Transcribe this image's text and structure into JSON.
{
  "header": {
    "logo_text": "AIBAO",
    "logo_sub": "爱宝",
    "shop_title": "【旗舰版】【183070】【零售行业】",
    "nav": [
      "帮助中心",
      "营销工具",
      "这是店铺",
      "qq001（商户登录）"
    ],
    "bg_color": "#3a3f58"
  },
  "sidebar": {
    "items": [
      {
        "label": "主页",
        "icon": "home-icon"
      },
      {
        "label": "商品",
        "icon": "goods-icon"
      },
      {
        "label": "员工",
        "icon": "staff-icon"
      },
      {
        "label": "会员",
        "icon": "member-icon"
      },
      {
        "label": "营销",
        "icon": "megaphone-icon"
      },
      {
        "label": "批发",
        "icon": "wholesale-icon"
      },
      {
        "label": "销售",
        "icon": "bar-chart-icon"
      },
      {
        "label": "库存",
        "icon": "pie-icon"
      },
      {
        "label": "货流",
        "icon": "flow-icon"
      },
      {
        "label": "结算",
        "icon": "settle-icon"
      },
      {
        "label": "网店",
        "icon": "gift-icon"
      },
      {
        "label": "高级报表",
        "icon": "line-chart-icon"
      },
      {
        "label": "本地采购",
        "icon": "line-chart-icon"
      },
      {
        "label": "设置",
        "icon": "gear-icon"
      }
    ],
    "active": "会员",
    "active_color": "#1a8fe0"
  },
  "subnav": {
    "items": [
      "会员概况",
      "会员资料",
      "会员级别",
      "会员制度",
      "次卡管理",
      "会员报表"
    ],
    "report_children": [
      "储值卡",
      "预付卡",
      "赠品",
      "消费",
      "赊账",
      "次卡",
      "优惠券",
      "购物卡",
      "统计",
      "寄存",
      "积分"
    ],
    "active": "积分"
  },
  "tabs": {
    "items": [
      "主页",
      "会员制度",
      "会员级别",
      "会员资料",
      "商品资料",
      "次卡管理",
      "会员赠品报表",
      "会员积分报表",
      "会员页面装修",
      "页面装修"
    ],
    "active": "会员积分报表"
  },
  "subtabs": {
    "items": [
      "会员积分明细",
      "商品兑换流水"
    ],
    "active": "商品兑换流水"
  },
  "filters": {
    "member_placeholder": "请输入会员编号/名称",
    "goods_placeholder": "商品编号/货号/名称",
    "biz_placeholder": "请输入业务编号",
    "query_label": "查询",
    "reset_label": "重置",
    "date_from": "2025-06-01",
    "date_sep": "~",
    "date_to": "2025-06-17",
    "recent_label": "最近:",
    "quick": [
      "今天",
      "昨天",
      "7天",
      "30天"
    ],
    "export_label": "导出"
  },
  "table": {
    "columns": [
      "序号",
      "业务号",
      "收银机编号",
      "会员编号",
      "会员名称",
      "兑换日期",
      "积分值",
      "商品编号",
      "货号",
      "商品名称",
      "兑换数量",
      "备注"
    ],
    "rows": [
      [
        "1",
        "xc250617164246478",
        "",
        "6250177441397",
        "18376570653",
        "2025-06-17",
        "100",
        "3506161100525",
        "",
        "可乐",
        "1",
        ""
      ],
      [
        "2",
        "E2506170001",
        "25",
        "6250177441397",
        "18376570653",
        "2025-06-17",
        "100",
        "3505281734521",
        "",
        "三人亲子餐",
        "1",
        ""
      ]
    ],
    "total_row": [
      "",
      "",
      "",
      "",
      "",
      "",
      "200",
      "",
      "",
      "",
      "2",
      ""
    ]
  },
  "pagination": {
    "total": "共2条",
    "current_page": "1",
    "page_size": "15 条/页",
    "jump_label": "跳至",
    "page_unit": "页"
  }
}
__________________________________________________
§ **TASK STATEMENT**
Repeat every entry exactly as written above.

§ **SOLUTION TO THE EXERCISE**
Transcribe this image's text and structure into JSON.
{
  "header": {
    "logo_text": "AIBAO",
    "logo_sub": "爱宝",
    "shop_title": "【旗舰版】【183070】【零售行业】",
    "nav": [
      "帮助中心",
      "营销工具",
      "这是店铺",
      "qq001（商户登录）"
    ],
    "bg_color": "#3a3f58"
  },
  "sidebar": {
    "items": [
      {
        "label": "主页",
        "icon": "home-icon"
      },
      {
        "label": "商品",
        "icon": "goods-icon"
      },
      {
        "label": "员工",
        "icon": "staff-icon"
      },
      {
        "label": "会员",
        "icon": "member-icon"
      },
      {
        "label": "营销",
        "icon": "megaphone-icon"
      },
      {
        "label": "批发",
        "icon": "wholesale-icon"
      },
      {
        "label": "销售",
        "icon": "bar-chart-icon"
      },
      {
        "label": "库存",
        "icon": "pie-icon"
      },
      {
        "label": "货流",
        "icon": "flow-icon"
      },
      {
        "label": "结算",
        "icon": "settle-icon"
      },
      {
        "label": "网店",
        "icon": "gift-icon"
      },
      {
        "label": "高级报表",
        "icon": "line-chart-icon"
      },
      {
        "label": "本地采购",
        "icon": "line-chart-icon"
      },
      {
        "label": "设置",
        "icon": "gear-icon"
      }
    ],
    "active": "会员",
    "active_color": "#1a8fe0"
  },
  "subnav": {
    "items": [
      "会员概况",
      "会员资料",
      "会员级别",
      "会员制度",
      "次卡管理",
      "会员报表"
    ],
    "report_children": [
      "储值卡",
      "预付卡",
      "赠品",
      "消费",
      "赊账",
      "次卡",
      "优惠券",
      "购物卡",
      "统计",
      "寄存",
      "积分"
    ],
    "active": "积分"
  },
  "tabs": {
    "items": [
      "主页",
      "会员制度",
      "会员级别",
      "会员资料",
      "商品资料",
      "次卡管理",
      "会员赠品报表",
      "会员积分报表",
      "会员页面装修",
      "页面装修"
    ],
    "active": "会员积分报表"
  },
  "subtabs": {
    "items": [
      "会员积分明细",
      "商品兑换流水"
    ],
    "active": "商品兑换流水"
  },
  "filters": {
    "member_placeholder": "请输入会员编号/名称",
    "goods_placeholder": "商品编号/货号/名称",
    "biz_placeholder": "请输入业务编号",
    "query_label": "查询",
    "reset_label": "重置",
    "date_from": "2025-06-01",
    "date_sep": "~",
    "date_to": "2025-06-17",
    "recent_label": "最近:",
    "quick": [
      "今天",
      "昨天",
      "7天",
      "30天"
    ],
    "export_label": "导出"
  },
  "table": {
    "columns": [
      "序号",
      "业务号",
      "收银机编号",
      "会员编号",
      "会员名称",
      "兑换日期",
      "积分值",
      "商品编号",
      "货号",
      "商品名称",
      "兑换数量",
      "备注"
    ],
    "rows": [
      [
        "1",
        "xc250617164246478",
        "",
        "6250177441397",
        "18376570653",
        "2025-06-17",
        "100",
        "3506161100525",
        "",
        "可乐",
        "1",
        ""
      ],
      [
        "2",
        "E2506170001",
        "25",
        "6250177441397",
        "18376570653",
        "2025-06-17",
        "100",
        "3505281734521",
        "",
        "三人亲子餐",
        "1",
        ""
      ]
    ],
    "total_row": [
      "",
      "",
      "",
      "",
      "",
      "",
      "200",
      "",
      "",
      "",
      "2",
      ""
    ]
  },
  "pagination": {
    "total": "共2条",
    "current_page": "1",
    "page_size": "15 条/页",
    "jump_label": "跳至",
    "page_unit": "页"
  }
}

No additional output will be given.